Every character is completely viable. There is no number 1 must pick character and no trash character that players must avoid at all costs. The net code is magnificent from what I’ve played (about 10-15 hours of play over its launch weekend). I’ve only had minor hiccups in some matches within the US, and I’ve played against people in Germany, Japan, and Korea and those had a bit more than a few hiccups, but that is to be expected. I also sought those players out; I wasn’t matched against anyone who wasn’t based in my region.
The features online are great as well. You can set up a private or public lobby that has a king of the hill system where the winner stays on, and everyone else watches the fight with only a few seconds of delay. This game mode, with a party of friends, leads to lots of shouting followed by another round of screaming 2 seconds later and lots of hilarity and trash talk.

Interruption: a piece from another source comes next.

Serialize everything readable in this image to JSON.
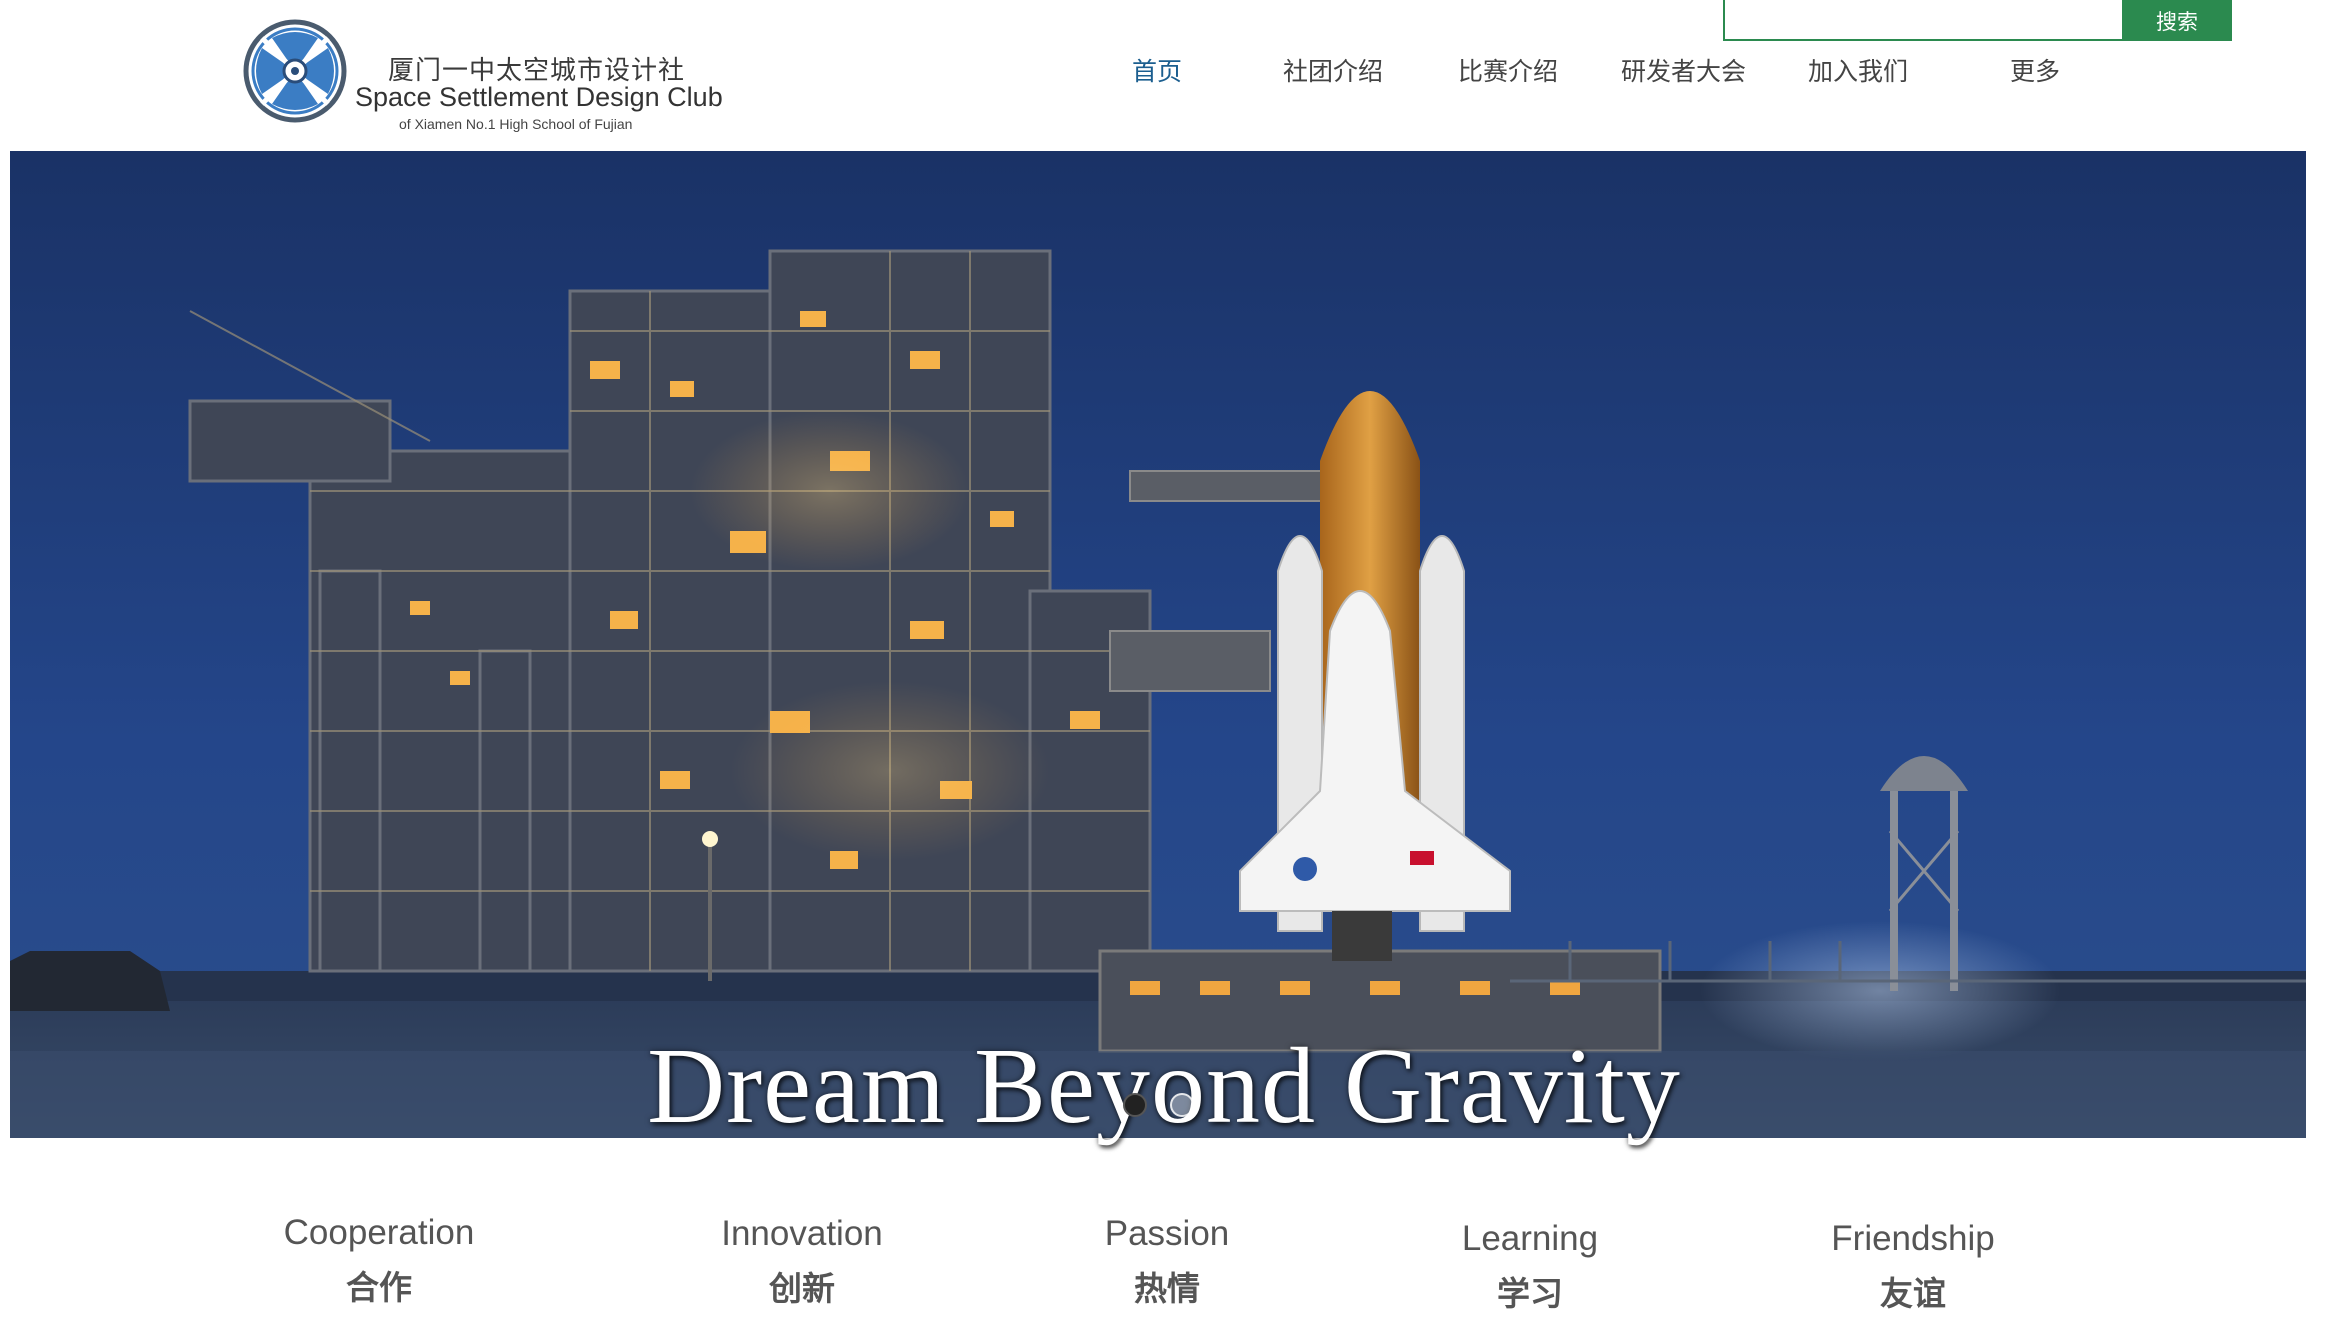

You can also participate in or host tournaments, you use fight money to host or enter a competition, and a bracket is made, and matches for each round are played simultaneously. Leading to smooth and little wait time tournament play with a reward at the end in fight money.
You earn the fight money after every match, and you get it in droves. The PlayStation Store doesn’t currently have it listed for purchase, so I don’t know if you will be able to pay real money to get it in the game or not, but even if you could, you won’t have to. The money is for customizing your characters and your play screen. You can add custom life bars, titles, and online profile designs. You get so much fight money that even with the extraordinary amount of buyable items within the game you won’t run out.
The character customization is insane. There isn’t any other way to put it. If you want your fighter to have a set of flapping pixie wings and a stack of Jenga blocks (that gradually fall off during the fight) on their head you can. You can even put a running shower coming off their back that will rain water down all match long. It gets ridiculous and hilarious.
Two of my favorite features in the game that make it feel like a love letter to Tekken fans are the Gallery and the Jukebox. Through the jukebox, you can change the game’s soundtrack to any previous Tekken game. There is ten games worth of soundtracks when you include the Tag Tournament spin-off series as well as well as Tekken Revolution, the PS3 free to play game. You can make custom playlists or just play with any previous Tekken soundtrack.
In the gallery, you can watch every cutscene from every past Tekken game. This is a fantastic feature that I’m not sure I’ve seen before, especially in a game series as old as Tekken. The nostalgia it brings back is immense for me, and I enjoyed re-watching some of the old games. It can also help catch you up on the crazy story that has been running for seven games now if you’re interested.
With a game like this, it’s easy to recommend you at least try it if you’re interested in the genre. I would recommend renting it if possible if you aren’t sure about multiplayer as the single player options are not worth $60. If you are enjoying this current golden age of fighting games and want to add another one to your collection, then this is a no-brainer. It’s the only 3D fighting game left, and it’s an incredible package of customization and nostalgia with some of the best balance I’ve seen in a fighting game. It’s a must buy for Tekken fans and competitive fighting game fans alike.